24 November 2009

What Is a Tobin Tax?

The purpose of a Tobin Tax is to place a financial penalty on short term transactions to curb speculation. It was originally proposed by James Tobin in the 1970's as a means of discouraging international currency speculation after Nixon closed the gold window and rendered the Bretton Woods agreement moot, at least until the ascendancy of the current dollar reserve currency system.

The tax is generally discussed as being 0.1% of the total transaction, or 1.00 per 1,000. It certainly would have a discouraging impact on the daytraders, and some could argue, as I would, that a percentage of the transaction at .1% might be considered regressive, and a huge penalty on institutional trading.

The tax might be better targeted at 'frequency' of trading, rather than nominal size of the transaction, in order to target speculation, under some reasonable transaction limit.

So for example, a flat tax of .50 per transaction would be negligible for the average investor, but would seriously impinge high frequency trading that is de rigeur amongst professional speculation these days.

What is also of concern is the discussion of a Tobin Tax as a international source of revenue, let's say for the IMF. A system of direct taxes on US citizens for the funding purposes of an international entity like the IMF must surely be unconstitutional.

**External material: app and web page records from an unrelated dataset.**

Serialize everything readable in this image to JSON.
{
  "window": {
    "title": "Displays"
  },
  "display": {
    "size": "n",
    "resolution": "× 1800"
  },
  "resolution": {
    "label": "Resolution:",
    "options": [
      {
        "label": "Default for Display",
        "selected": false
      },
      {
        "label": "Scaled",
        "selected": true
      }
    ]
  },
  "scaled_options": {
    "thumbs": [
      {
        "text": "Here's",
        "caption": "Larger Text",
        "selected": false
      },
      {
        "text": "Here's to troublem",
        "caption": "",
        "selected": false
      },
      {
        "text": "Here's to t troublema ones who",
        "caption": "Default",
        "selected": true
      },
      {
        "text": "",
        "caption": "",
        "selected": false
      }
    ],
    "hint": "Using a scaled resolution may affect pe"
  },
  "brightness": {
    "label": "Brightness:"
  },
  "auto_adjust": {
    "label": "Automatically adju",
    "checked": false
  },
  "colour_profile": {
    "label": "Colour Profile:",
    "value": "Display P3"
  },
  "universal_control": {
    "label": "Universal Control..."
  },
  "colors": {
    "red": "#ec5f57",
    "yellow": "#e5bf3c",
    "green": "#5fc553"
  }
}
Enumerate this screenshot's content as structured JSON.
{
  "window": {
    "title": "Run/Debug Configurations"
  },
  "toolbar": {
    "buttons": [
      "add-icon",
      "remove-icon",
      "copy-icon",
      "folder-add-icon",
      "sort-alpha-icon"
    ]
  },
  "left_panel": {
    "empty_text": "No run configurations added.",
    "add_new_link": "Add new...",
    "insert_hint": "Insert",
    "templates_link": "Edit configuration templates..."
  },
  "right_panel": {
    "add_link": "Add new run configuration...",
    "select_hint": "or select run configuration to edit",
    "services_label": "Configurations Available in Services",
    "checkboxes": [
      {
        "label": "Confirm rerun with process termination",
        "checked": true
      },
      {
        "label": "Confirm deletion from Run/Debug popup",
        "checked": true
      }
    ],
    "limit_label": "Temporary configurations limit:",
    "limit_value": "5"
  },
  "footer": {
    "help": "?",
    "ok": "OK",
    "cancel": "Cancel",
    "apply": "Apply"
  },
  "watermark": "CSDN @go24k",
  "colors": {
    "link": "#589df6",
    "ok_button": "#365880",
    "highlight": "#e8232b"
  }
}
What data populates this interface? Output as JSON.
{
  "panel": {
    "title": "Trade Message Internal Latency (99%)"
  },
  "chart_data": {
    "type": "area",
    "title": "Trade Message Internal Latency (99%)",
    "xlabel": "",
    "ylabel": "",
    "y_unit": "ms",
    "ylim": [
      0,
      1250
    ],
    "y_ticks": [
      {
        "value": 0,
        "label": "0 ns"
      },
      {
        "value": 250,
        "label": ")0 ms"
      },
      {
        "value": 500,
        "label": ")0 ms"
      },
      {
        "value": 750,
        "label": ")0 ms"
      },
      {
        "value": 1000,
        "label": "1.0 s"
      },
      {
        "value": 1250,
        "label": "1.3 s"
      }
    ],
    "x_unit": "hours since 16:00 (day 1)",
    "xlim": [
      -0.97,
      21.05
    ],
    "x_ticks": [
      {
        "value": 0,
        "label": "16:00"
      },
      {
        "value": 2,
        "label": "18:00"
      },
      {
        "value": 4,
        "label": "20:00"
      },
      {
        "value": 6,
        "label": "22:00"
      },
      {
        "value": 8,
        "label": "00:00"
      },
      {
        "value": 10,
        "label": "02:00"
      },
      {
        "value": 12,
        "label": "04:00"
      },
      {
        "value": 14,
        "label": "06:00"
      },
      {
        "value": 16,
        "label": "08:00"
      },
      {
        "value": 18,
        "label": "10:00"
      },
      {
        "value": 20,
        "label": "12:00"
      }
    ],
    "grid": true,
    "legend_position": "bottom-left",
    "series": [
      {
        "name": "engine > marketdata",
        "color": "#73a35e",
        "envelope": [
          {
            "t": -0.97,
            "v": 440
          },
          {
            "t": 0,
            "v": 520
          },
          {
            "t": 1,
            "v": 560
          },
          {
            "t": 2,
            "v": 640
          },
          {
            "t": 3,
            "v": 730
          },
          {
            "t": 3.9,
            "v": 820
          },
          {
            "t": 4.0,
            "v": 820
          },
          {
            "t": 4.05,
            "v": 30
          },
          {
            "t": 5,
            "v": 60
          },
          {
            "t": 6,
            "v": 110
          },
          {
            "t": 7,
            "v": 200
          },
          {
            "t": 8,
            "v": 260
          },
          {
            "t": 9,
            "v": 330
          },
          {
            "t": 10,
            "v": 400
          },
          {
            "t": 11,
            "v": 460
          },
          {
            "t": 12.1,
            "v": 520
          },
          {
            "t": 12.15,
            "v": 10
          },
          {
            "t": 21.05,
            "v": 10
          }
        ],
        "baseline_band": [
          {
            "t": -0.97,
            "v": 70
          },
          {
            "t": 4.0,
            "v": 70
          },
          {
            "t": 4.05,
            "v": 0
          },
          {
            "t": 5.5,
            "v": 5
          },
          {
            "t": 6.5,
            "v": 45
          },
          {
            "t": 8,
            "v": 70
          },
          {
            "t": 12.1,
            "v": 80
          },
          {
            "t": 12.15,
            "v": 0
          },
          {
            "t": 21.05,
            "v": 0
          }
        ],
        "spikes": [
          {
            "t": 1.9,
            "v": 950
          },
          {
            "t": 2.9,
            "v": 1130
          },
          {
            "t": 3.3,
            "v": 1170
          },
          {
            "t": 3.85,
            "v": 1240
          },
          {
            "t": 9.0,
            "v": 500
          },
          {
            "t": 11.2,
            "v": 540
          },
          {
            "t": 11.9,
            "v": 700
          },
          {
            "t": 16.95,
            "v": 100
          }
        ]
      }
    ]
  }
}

And it goes without saying that there are sure to be 'exemptions' for certain types of trading in this tax, if the lobbyists have anything to say about it.

There will be another bailout of the banks. There will be discussion about punitive and ameliorative legislation to deal with them, in addition to the general lack of discussion about existing antitrust and bankruptcy laws, and the Glass-Steagall law which stood the test of time for sixty years.

American Banking News
Is a Tobin Tax in Store for Large Banks?

By Christopher
November 24th, 2009

The phrase “too big to fail” may get retired in 2010, but for banks such as Goldman Sachs, Citigroup Inc., and Bank of America, they may face a new round of punitive legislation to deal with the political fallout.

According to a special report in Money Morning, heavy government intervention in the banking sector combined with low interest rates and ongoing stimulus has made 2009 a profitable year for many banks.

In fact, according to a special report in Money Morning, so-called “bad” banks including Goldman Sachs, Citigroup Inc., and Bank of America have turned out to be a better investment than good banks.

But as they look to 2010, these same factors may signal trouble.

To begin with, if the Federal Reserve raises interest rates as is widely expected, it would reduce trading profits, reduce the profitability of borrowing short-term and lending long-term, and reduce the prices of assets such as houses and commercial real estate – putting even more strain on loan portfolios.

But an increase in interest rates is only the first of three areas of concerns for investors.

The length and the level of U.S. unemployment have economists wading through unchartered waters. If unemployment rises above its current 10.5% level and tests a postwar period high of 10.8% set back in 1982, it could signal huge losses as the U.S. consumer-credit system is not “stress-tested” for such high unemployment rates over a prolonged period of time.

And if the losses start piling up, the Fed might very well intercede again with a second bailout. This would be yet another strike against bank stocks since politicians would try to penalize investors for needing taxpayer money twice in two years.

All of this, plus the recent news of record bonuses at Goldman Sachs is creating momentum for punitive legislation against the banks that goes beyond the premiums banks pay to the Federal Deposit Insurance Corp. (FDIC).

One idea being considered is a “Tobin tax”. Originally proposed by economist James Tobin after the Nixon administration effectively ended the Bretton-Woods system of tying the U.S. dollar to the gold standard.

The idea behind such legislation, which would fall most heavily on very big conventional banks and trading-oriented investment banks, would be to tax transactions in bonds, stock commodity and foreign exchange markets.

Opinions are divided between those who discern a Tobin tax could protect countries from spillovers of financial crises, and those who claim the tax would constrain the effectiveness of the global economic system and dry up world liquidity.